§ Problem
Where a line of the listing below includes the word "title", reproduce that line.
BEGIN Raw data
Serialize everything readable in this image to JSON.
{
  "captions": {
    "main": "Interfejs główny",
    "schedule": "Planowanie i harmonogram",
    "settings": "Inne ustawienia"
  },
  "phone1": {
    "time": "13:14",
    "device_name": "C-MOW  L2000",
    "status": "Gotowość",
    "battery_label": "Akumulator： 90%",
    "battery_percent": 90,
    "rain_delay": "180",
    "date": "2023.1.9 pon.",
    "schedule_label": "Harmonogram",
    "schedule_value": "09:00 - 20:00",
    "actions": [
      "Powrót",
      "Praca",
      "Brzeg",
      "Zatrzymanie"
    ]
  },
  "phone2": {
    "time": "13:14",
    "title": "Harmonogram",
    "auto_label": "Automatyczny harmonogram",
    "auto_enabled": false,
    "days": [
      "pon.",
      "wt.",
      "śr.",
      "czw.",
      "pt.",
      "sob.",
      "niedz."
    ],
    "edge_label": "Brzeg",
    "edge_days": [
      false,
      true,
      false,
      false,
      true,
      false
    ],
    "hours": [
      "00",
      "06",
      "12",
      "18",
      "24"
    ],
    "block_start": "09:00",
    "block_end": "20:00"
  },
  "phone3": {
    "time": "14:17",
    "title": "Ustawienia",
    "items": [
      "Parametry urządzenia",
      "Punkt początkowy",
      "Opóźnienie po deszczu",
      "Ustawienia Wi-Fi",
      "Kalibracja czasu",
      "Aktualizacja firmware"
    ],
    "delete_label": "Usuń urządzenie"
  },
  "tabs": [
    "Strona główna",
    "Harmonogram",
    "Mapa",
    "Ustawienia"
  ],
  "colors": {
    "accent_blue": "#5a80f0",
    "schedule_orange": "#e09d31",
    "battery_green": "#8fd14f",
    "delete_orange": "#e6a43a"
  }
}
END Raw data
§ Response to the exercise
    "title": "Harmonogram",
    "title": "Ustawienia",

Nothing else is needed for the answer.